April 16, 2019

Receiving most of your compensation in a few large paychecks is exciting to finally see in your bank account. But it causes a lot of headache when juggling cash flow for the year ahead. Financial professionals (private equity professionals, investment bankers, and asset managers) struggle with this problem given the industry’s compensation models. Investment bankers, for example, can have a bonus paid on a single day that is more than double or triple their base salary. To deal with this payment concentration, laying out a list of priorities helps.

Below are the key items to consider when planning for those lumpy payments. Staying disciplined to this plan can set the stage for future financial success.

Set Up Your Cash Reserve

  • Lifestyle Fund – maintain an amount of cash in your checking or savings account to fund your day to day spending. Forecast your spending to ensure there is plenty to bridge to the next lumpy payment.
  • Rainy Day Fund – maintain a separate rainy-day fund that is set up for emergencies (lost job or unexpected spending). For financial professionals, dual income households should reserve 4-7 months of monthly spending while single income households should reserve 8-12 months of monthly spending.
  • Tax Reserve – work with your CPA to ensure you have cash set aside for quarterly tax payments and future tax liabilities.

Save for the Future

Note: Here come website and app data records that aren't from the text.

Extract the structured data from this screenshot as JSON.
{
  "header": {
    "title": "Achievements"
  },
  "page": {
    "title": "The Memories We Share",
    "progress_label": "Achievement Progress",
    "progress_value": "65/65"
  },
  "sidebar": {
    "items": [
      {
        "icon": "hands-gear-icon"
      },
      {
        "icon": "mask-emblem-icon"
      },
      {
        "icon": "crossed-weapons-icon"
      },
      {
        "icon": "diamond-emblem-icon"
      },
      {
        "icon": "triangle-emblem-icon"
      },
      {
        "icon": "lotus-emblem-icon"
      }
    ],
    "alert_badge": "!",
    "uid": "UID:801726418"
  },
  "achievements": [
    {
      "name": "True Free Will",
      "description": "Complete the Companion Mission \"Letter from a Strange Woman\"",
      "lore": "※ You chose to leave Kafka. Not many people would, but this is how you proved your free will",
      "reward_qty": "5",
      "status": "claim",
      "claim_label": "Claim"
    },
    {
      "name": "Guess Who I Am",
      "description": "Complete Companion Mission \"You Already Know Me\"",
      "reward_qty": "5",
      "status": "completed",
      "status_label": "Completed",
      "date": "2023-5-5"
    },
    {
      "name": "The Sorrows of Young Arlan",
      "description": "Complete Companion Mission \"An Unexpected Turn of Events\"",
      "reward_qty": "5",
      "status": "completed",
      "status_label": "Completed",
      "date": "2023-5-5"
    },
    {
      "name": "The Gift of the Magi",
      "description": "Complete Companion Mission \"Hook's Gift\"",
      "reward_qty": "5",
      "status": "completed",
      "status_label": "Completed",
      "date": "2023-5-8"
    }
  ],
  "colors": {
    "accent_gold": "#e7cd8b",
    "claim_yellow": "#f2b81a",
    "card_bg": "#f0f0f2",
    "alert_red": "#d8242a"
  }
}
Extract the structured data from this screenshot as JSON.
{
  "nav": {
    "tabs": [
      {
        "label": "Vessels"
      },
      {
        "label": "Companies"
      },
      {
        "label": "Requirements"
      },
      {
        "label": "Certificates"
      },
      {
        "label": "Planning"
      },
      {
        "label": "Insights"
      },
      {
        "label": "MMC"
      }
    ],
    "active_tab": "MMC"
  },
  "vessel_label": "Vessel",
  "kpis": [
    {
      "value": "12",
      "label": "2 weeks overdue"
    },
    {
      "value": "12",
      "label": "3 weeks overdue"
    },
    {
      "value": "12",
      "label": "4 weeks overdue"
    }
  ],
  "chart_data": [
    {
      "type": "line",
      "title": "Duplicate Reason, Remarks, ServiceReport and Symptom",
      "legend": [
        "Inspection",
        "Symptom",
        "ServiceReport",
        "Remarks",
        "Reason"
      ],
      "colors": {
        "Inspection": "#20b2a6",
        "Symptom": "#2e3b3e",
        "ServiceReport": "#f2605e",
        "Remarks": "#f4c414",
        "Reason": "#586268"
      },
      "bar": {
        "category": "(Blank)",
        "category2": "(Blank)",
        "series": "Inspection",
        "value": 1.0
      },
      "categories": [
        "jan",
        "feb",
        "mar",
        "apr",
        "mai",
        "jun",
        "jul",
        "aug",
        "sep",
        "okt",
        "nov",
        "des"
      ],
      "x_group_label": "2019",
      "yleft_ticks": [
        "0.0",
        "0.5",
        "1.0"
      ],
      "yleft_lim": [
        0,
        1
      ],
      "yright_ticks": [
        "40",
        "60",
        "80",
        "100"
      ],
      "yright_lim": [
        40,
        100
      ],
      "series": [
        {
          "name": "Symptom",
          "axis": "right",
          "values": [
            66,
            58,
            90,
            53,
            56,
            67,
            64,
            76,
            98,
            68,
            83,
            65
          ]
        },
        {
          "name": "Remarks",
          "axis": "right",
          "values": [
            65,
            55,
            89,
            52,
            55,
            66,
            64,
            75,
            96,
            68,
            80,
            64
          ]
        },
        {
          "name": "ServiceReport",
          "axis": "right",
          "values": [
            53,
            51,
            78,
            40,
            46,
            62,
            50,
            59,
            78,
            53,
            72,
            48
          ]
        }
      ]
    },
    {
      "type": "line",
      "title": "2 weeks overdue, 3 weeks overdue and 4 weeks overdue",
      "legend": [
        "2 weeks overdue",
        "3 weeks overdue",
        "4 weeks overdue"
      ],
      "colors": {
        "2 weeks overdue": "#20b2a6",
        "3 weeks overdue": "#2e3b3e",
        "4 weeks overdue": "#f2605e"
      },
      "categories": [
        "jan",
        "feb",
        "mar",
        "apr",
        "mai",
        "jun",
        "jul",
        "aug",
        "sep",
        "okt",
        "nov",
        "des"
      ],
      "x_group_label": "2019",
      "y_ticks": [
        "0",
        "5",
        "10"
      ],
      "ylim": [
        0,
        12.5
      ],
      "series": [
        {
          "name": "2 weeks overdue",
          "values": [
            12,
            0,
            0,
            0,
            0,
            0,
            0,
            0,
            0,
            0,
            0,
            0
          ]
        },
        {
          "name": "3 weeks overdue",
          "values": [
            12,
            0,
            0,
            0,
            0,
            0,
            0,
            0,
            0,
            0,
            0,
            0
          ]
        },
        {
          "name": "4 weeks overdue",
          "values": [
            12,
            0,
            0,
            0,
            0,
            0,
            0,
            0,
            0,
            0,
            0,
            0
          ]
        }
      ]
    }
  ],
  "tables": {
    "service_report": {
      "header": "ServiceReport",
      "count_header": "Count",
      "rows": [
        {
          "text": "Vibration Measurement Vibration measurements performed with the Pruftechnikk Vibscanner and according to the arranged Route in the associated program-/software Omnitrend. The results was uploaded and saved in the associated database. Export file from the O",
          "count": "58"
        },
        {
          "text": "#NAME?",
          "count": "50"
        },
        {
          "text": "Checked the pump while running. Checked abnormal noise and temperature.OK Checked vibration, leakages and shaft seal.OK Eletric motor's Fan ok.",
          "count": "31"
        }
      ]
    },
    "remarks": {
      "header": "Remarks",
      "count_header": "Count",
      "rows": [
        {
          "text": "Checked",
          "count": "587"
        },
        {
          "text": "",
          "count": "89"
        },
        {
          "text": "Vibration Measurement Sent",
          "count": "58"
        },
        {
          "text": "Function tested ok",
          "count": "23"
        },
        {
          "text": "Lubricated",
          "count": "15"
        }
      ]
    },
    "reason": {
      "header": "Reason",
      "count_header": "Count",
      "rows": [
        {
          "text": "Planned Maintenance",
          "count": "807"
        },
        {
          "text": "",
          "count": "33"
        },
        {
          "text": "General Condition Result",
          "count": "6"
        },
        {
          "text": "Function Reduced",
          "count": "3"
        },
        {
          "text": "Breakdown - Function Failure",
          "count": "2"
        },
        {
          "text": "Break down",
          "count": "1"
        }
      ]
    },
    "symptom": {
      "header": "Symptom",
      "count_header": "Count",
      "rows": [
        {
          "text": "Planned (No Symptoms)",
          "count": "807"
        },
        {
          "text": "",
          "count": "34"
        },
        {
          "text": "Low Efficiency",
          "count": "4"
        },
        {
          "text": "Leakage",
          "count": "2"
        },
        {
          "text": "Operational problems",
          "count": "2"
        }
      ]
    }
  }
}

  • 401(k) & IRA – max out savings to your 401(k) ($19,000 in 2019) and consider IRA contributions or backdoor Roth conversions ($6,000 in 2019).
  • After-Tax Savings – each year you should target additional after-tax savings for retirement. Utilize this lumpy cash payment to fully or partially fund this goal as you gear up for your personal exit.
  • College Savings – if you plan to support your children’s education goals, saving into a 529 account can be a great vehicle for this future expense that is tax efficient.

Enjoy the Fruits of Your Labor

  • Enjoy Time with Friends and Family – find time to spend with those who matter to you most. Whether that is a vacation or a fun activity, ensure you are making time for these connections.
  • Passion Project – if you are passionate about a hobby or a charity, look to engage further and invest these earnings into a project that can refresh you for the year ahead.
  • Treat Yourself – you work hard for your money, reward yourself with something nice. But remember to watch your spending and ensure you are accounting for all the savings and cash needs first.

The finance industry offers a lot of great opportunities. However, getting paid in large, chunky installments makes cash flow planning more difficult. Determining a plan and staying disciplined to your list of priorities eases the stress and sets your family up for future success. As you approach your next lumpy payment, challenge yourself to ask the question – do I have my plan in place?

Matt Kocanda, is a Wealth Manager at BDF and a member of the Investment Committee. The investment committee develops BDF’s overall investment strategy. Matt focuses on advising Financial Service Professionals through their complex needs – including cash flow, tax, or estate planning. Matt received an undergraduate degree in Finance from Indiana University.

 

No representation is being made that any strategy shown will or is likely to achieve results similar to those shown in this presentation. BDF does not provide legal, tax, insurance, social security or accounting advice. Clients of BDF should obtain their own independent tax, insurance and legal advice based on their particular circumstances. The information herein is provided solely to educate on a variety of topics, including wealth planning, tax considerations, insurance, estate, gift and philanthropic planning.